Eager to present her case in response to allegations against her, Congresswoman Maxine Waters called on Wednesday on the House Committee on Standards of Official Conduct to schedule an adjudicatory hearing and to release to the public all documents related to her.

Although the committee recently announced it would schedule a hearing as Congresswoman Waters requested, the committee did not determine a date for the hearing. Congresswoman Waters seeks a hearing at the earliest possible date and certainly prior to the election in November.

The Congressional Black Caucus is called the conscience of Congress, and Maxine Waters is its most outspoken member, never fearing to call corporations and other powers to account when they trample the poor. Barbara Lee, current chair of the caucus, shares Waters’ reputation for speaking truth to power.
In a letter to the Committee, she wrote, “I feel strongly that further delay in the scheduling of the hearing violates the fundamental principles of due process, denies my constituents the opportunity to evaluate this case and harms my ability to defend my integrity.”

In addition, the Committee has not released the allegations against Congresswoman Waters, resulting in media reports and speculation based only on a report prepared by the controversial Office of Congressional Ethics. Congresswoman Waters has waived her right to keep the Committee’s findings, known as the Statement of Alleged Violation (SAV), and related documents confidential because she wants the public to be fully informed about this matter. “In combination with the scheduling of the hearing, the release of the SAV will enable this process to take place in a timely manner and provide the transparency that the American public deserves,” she wrote. “I am confident that once the Subcommittee report is released and I am able to present my case, my constituents and all Americans will understand that I have not violated any House rules.”

The full text of the letter Congresswoman Waters sent today to the Committee on Standards of Official Conduct follows:

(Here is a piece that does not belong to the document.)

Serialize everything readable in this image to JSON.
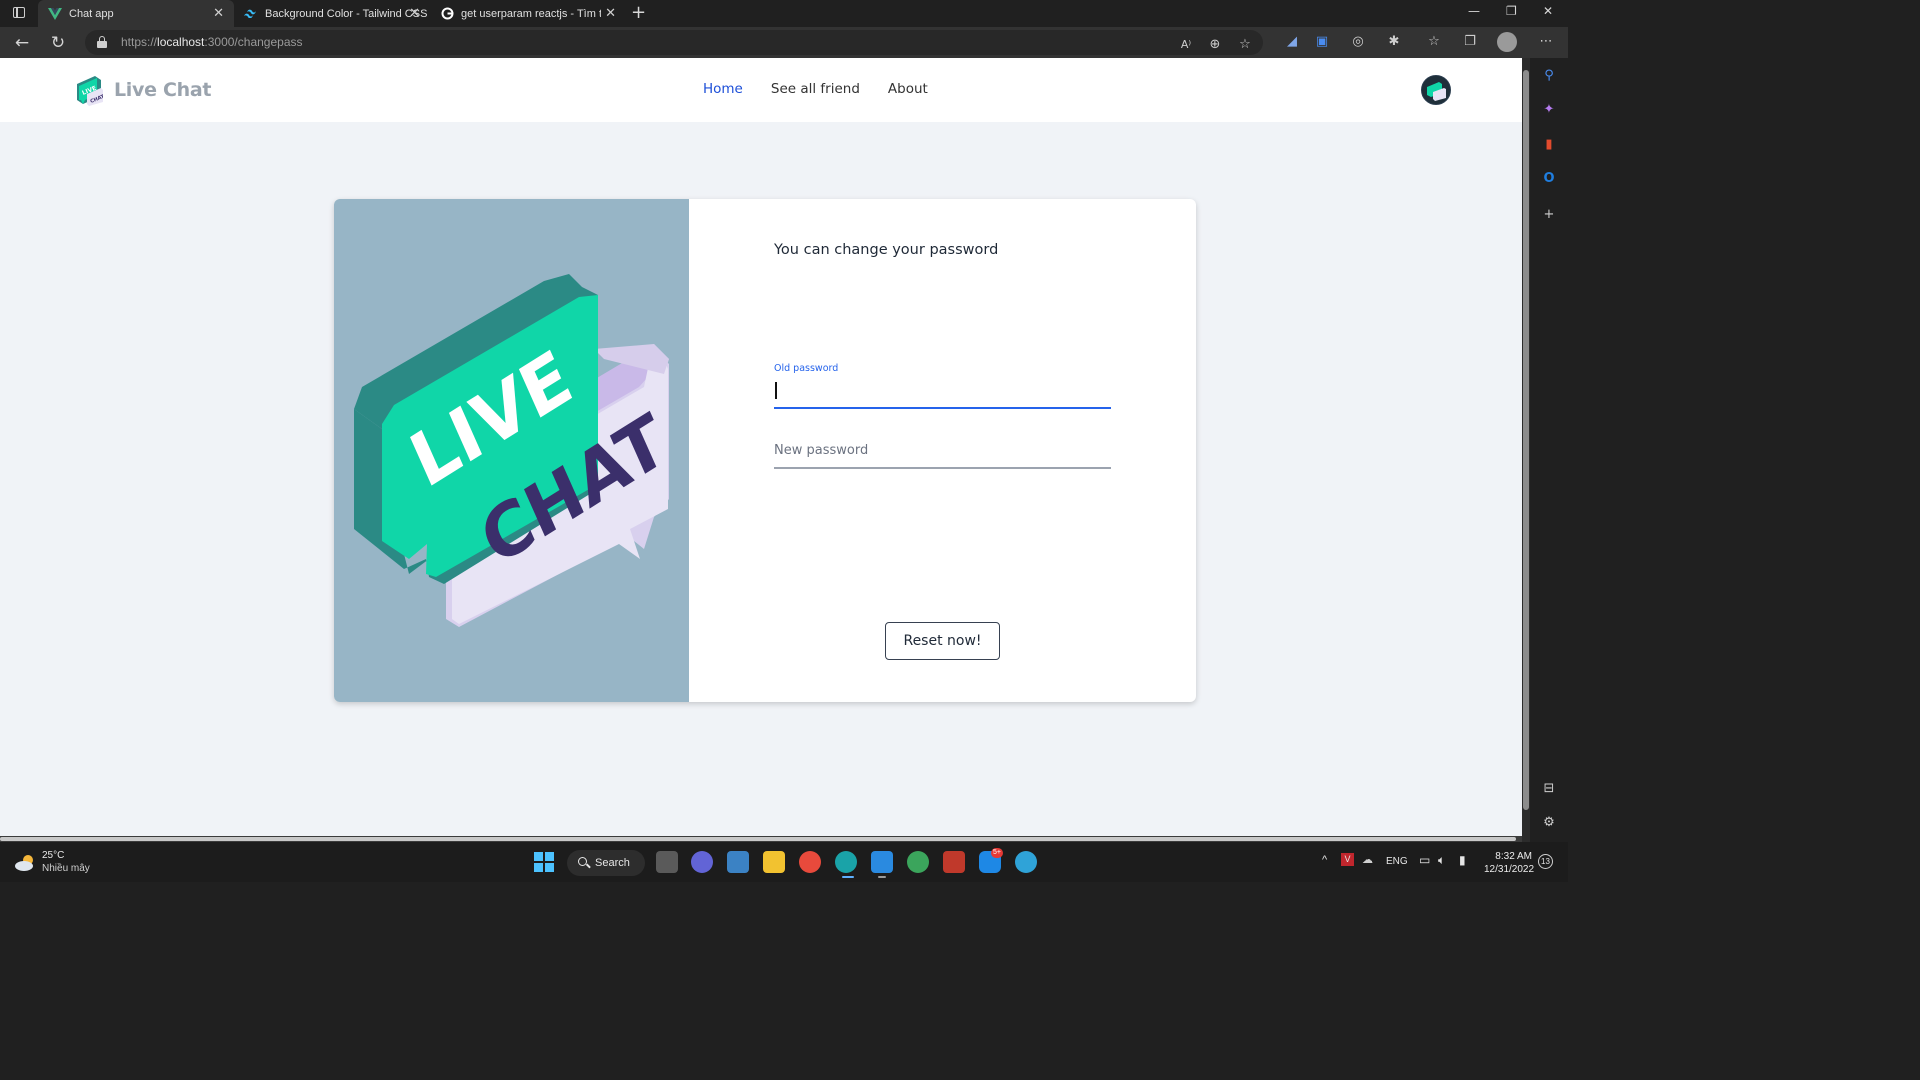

“Dear Chairwoman Lofgren and Ranking Member Bonner:

“I am writing to ask that the Committee on Standards of Official Conduct schedule my adjudicatory hearing prior to the November election. I am deeply concerned by the Committee’s failure to announce a date for a public hearing in its most recent press release. I feel strongly that further delay in the scheduling of the hearing violates the fundamental principles of due process, denies my constituents the opportunity to evaluate this case, and harms my ability to defend my integrity.

“Also, I would like to waive my procedural right and grant permission for the Committee to release the Statement of Alleged Violation (SAV) and all accompanying documents pursuant to Clause 26 (b) of the Committee’s rules. In combination with the scheduling of the hearing, the release of the SAV will enable this process to take place in a timely manner and provide the transparency that the American public deserves.

“I am confident that once the Subcommittee report is released and I am able to present my case, my constituents and all Americans will understand that I have not violated any House rules.”

Contact Congresswoman Maxine Waters at 2344 Rayburn House Office Building, Washington DC 20515, phone (202) 225-2201, fax (202) 225-7854, website www.house.gov/waters.

Leave a Reply

BayView Classifieds - ads, opportunities, announcements
San Francisco Comcast
Advertisement